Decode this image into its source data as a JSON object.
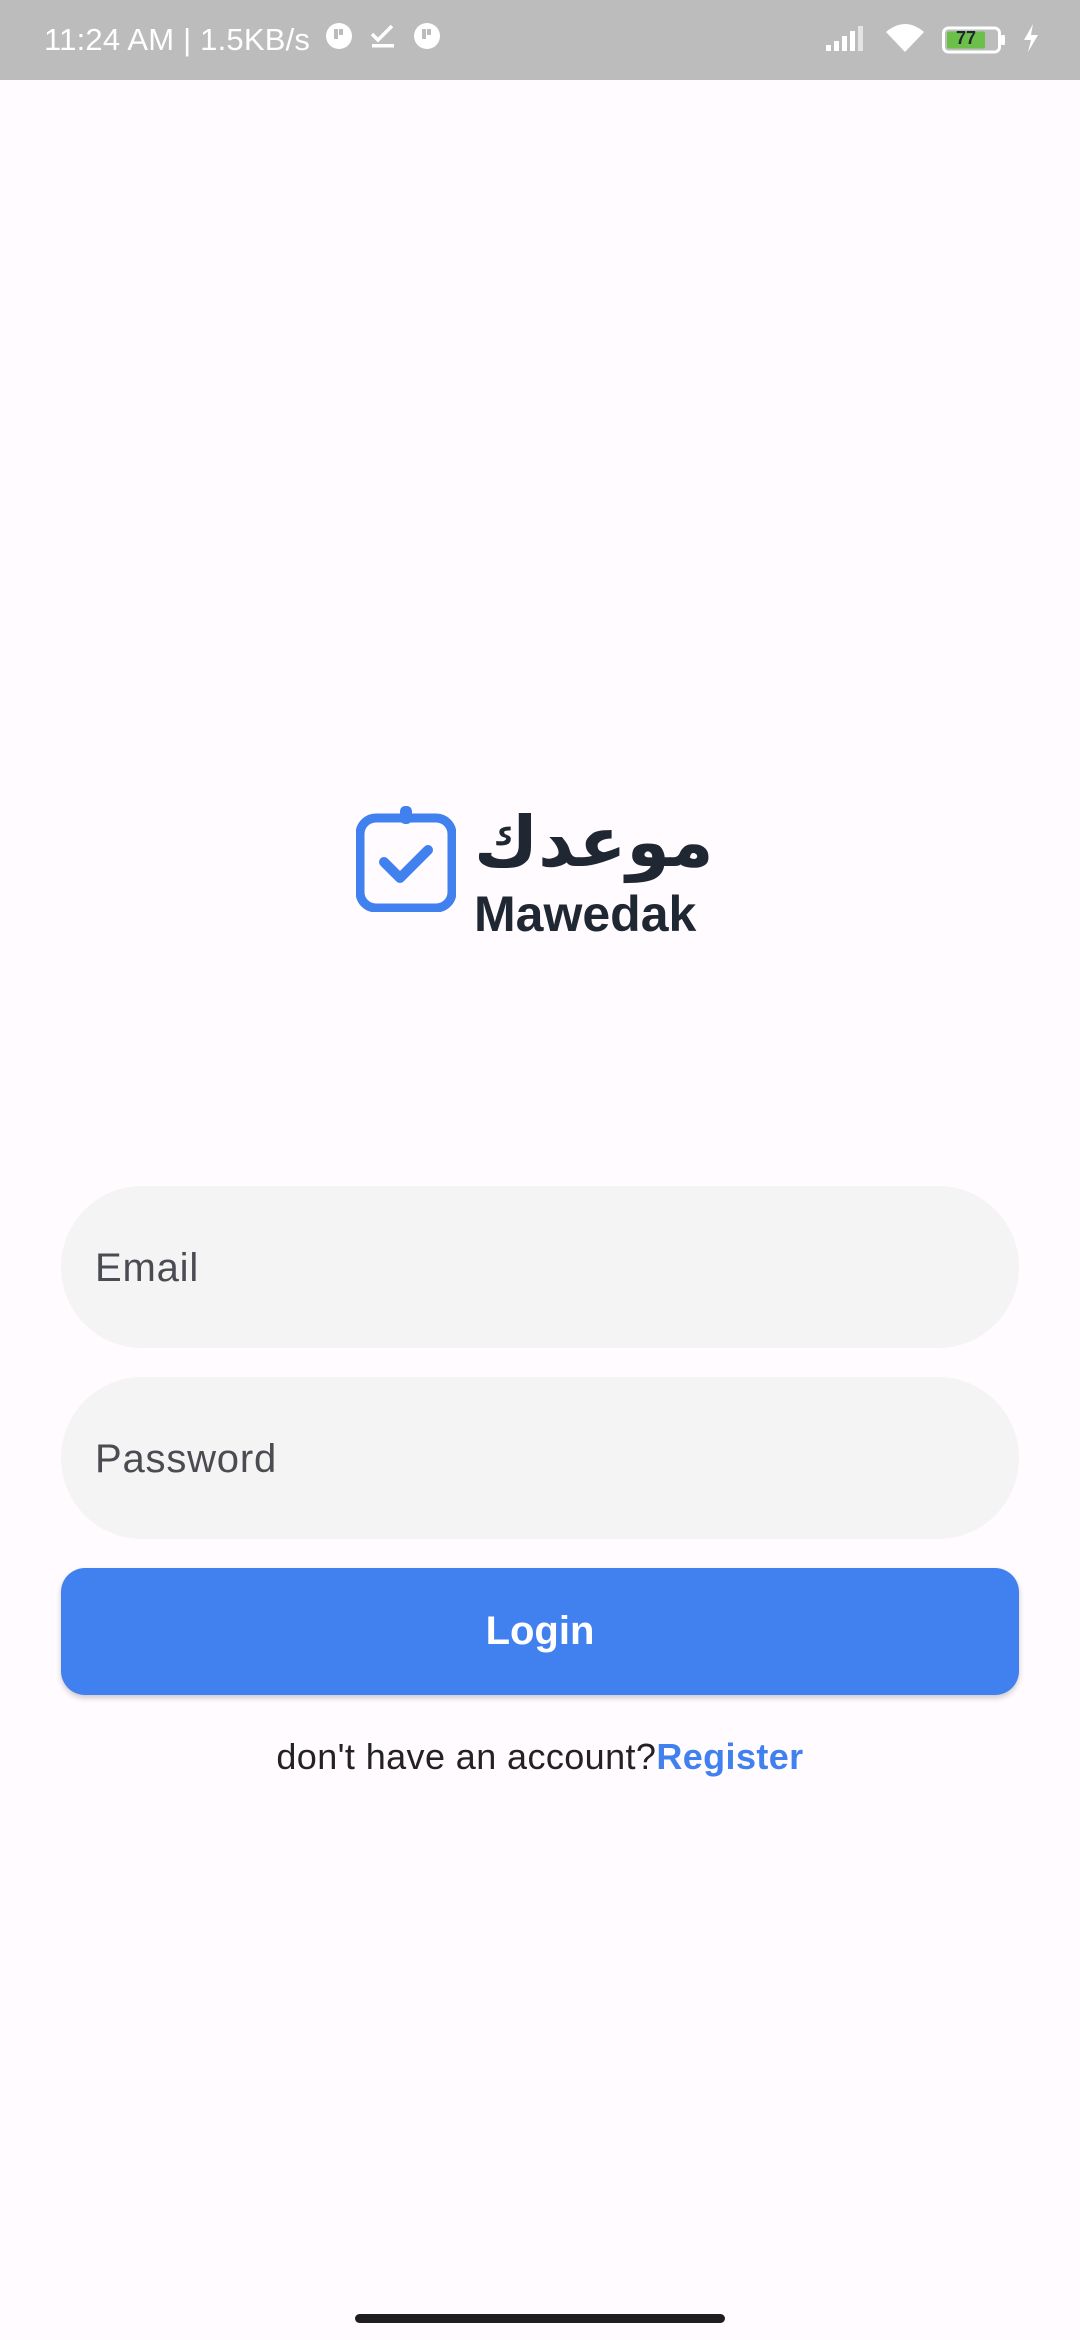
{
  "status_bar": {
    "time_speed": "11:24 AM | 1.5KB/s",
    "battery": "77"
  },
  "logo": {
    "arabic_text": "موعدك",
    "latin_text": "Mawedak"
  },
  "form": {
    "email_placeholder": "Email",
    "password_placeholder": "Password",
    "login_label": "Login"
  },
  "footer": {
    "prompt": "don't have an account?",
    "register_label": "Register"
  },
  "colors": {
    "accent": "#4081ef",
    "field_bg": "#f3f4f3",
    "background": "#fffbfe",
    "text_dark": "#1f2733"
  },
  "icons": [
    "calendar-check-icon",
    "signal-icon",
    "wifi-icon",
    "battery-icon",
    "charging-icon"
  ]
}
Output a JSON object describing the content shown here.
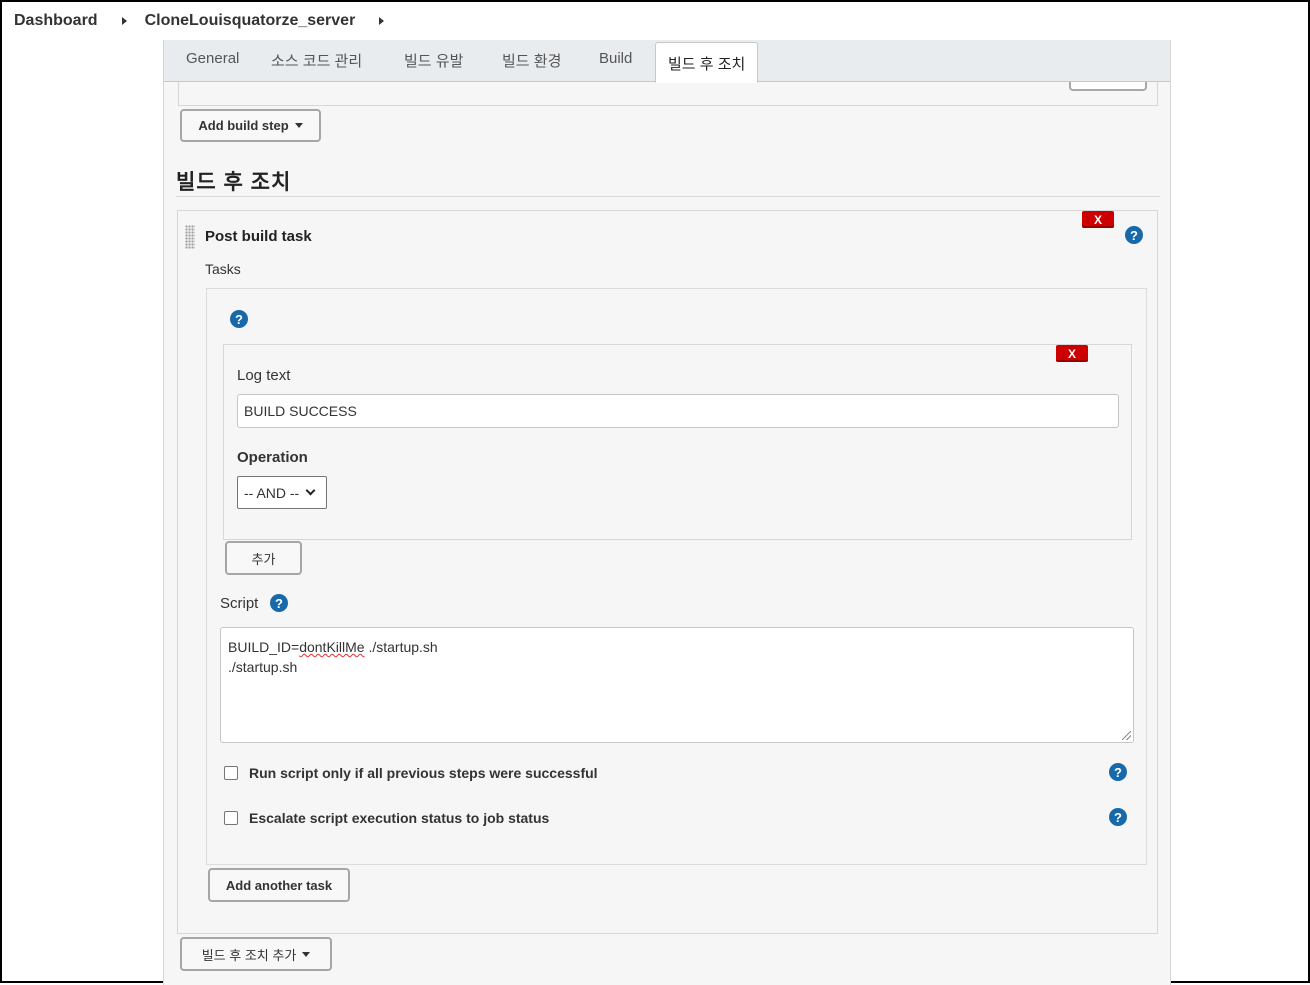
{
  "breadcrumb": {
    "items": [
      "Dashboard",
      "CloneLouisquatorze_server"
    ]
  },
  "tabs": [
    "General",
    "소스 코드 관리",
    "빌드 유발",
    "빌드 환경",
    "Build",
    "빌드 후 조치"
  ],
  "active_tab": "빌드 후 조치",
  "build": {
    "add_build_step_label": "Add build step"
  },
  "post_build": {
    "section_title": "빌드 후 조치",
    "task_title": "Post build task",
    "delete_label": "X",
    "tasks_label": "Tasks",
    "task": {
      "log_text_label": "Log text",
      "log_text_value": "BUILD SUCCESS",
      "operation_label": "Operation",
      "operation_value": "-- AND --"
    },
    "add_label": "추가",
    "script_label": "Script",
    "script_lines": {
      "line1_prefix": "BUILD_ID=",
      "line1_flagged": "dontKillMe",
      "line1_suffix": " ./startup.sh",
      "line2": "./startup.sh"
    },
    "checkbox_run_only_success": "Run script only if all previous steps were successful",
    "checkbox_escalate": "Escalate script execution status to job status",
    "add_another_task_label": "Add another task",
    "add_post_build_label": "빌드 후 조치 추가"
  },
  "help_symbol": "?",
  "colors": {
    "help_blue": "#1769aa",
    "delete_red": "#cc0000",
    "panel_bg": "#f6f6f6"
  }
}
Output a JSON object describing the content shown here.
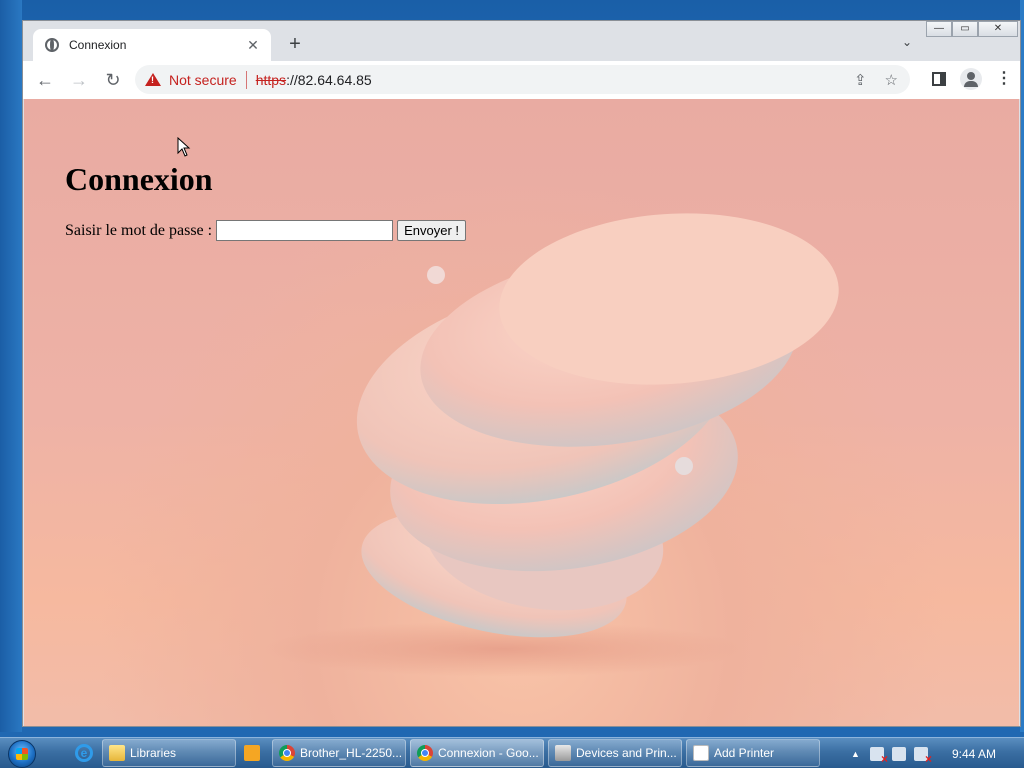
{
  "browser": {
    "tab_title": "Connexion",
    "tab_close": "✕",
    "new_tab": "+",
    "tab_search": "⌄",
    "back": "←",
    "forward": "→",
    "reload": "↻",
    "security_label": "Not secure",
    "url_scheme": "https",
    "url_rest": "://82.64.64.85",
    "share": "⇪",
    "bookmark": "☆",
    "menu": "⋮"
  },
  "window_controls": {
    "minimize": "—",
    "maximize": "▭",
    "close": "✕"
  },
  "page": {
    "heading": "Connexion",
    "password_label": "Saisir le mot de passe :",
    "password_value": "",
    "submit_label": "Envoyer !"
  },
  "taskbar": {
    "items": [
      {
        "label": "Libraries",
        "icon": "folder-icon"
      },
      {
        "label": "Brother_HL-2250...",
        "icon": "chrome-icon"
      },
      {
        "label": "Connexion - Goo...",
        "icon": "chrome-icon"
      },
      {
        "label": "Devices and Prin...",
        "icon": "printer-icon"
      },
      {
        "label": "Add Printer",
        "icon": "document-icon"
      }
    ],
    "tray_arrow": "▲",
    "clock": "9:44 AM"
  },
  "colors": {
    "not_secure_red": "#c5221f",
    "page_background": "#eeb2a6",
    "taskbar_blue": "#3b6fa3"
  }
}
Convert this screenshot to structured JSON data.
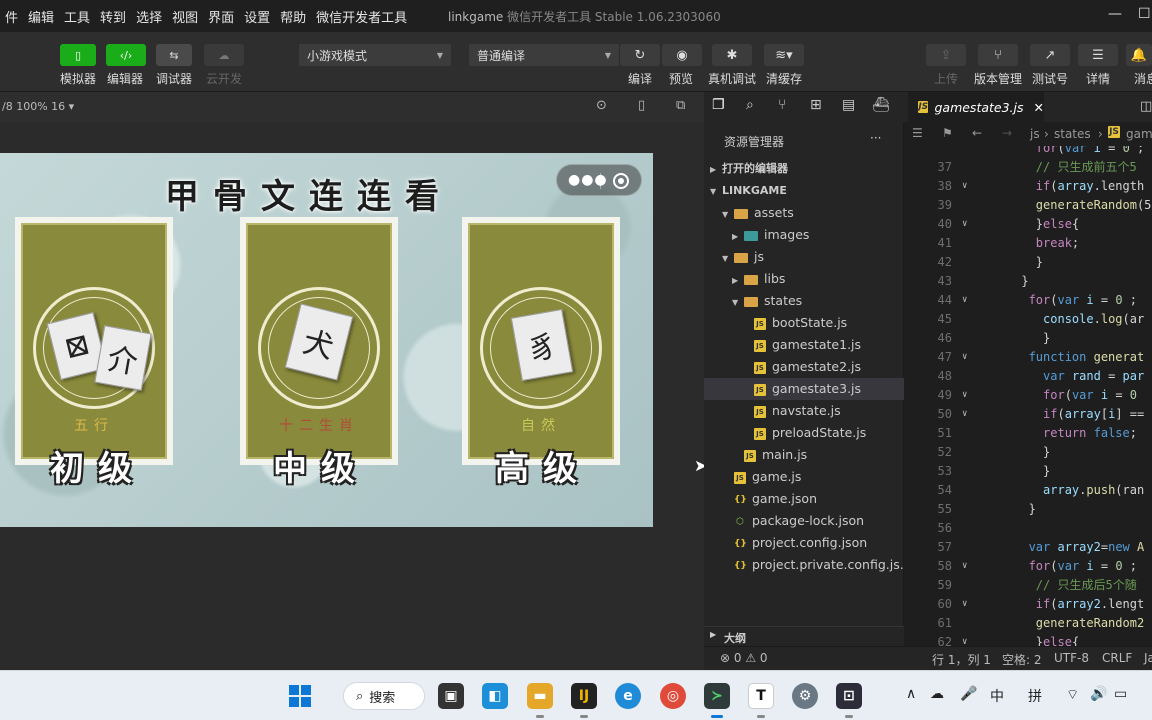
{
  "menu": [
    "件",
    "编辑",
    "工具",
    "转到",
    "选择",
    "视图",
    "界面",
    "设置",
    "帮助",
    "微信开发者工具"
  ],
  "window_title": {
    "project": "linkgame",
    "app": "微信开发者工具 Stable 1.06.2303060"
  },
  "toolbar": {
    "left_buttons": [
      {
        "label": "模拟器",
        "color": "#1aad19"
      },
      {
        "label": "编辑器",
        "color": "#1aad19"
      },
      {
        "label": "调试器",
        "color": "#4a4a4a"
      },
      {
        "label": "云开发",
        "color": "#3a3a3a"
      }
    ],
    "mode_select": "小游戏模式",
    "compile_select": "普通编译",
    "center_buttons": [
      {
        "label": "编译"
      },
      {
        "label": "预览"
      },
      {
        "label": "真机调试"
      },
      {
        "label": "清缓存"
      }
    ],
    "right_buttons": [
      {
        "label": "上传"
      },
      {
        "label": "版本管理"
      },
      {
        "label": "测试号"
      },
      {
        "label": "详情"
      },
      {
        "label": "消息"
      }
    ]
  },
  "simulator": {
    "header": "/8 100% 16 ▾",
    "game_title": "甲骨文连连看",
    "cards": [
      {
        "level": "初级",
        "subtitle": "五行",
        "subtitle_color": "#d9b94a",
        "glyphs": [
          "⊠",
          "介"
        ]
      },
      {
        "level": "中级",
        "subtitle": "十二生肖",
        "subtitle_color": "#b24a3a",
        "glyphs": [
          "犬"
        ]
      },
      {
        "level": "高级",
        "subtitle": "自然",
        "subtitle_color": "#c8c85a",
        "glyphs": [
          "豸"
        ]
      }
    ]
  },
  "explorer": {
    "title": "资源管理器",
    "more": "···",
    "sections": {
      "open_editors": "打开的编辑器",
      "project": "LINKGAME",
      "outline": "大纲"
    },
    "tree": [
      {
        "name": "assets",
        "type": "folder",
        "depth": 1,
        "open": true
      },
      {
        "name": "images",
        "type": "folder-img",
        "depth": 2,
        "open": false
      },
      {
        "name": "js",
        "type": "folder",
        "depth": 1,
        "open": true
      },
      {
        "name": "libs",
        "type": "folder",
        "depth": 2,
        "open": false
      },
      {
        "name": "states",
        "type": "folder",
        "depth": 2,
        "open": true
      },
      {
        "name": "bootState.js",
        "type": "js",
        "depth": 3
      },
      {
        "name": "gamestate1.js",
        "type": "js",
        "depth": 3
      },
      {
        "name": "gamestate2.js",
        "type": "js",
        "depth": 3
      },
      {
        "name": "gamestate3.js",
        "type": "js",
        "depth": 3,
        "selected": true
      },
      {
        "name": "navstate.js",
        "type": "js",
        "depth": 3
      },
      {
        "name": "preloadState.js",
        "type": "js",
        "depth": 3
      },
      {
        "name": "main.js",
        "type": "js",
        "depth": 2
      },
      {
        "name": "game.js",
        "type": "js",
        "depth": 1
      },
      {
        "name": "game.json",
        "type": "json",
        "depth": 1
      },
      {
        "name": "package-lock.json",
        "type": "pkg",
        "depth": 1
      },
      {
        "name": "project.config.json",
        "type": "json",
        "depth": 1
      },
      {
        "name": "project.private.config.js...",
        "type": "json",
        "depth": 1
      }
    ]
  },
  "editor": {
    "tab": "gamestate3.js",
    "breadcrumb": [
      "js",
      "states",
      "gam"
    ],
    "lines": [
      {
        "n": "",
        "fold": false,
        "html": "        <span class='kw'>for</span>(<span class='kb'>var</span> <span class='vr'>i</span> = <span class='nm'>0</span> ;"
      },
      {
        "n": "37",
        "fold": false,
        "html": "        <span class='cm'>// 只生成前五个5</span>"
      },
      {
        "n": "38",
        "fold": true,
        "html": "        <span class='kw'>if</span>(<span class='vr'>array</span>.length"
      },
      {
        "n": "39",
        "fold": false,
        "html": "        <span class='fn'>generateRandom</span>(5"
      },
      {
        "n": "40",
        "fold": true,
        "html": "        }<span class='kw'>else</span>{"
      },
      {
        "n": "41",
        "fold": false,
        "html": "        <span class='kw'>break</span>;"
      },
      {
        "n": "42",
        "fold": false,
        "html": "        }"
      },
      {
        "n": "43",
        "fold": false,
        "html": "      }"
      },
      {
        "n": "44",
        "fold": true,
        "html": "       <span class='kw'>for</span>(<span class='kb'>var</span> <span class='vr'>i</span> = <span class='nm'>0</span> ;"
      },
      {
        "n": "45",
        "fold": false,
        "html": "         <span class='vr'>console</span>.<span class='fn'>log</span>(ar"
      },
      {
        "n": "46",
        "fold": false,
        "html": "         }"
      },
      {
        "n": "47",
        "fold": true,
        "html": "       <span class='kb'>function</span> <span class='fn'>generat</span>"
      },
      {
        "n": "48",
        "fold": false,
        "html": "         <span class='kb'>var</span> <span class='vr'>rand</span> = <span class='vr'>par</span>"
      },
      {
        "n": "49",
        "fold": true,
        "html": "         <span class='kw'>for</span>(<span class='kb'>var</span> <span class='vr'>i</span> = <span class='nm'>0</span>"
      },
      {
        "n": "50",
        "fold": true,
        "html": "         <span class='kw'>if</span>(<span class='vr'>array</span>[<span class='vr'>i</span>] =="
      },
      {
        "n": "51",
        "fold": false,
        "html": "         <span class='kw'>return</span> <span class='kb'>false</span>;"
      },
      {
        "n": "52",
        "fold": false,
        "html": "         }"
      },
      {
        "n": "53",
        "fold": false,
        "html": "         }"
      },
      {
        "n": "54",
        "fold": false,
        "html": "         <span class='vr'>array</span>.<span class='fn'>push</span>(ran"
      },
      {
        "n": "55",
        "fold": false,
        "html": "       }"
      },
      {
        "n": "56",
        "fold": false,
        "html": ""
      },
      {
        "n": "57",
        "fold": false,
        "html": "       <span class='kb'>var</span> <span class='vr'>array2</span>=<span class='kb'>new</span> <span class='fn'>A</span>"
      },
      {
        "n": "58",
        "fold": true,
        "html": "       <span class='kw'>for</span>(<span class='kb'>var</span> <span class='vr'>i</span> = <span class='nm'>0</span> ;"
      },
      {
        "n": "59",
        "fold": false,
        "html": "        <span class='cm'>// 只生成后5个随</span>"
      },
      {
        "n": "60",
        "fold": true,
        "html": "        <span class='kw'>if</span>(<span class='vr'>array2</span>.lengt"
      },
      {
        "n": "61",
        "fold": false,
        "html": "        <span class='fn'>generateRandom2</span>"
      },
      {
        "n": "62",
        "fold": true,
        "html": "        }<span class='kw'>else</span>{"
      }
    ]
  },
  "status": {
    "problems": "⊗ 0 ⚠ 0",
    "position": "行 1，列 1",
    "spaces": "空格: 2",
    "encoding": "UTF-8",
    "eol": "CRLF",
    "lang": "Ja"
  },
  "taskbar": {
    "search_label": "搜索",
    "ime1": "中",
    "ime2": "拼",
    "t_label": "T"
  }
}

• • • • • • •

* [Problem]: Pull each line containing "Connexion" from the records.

* [Reply]:
    "tab_title": "Connexion",
    "heading": "Connexion",
        "label": "Connexion - Goo...",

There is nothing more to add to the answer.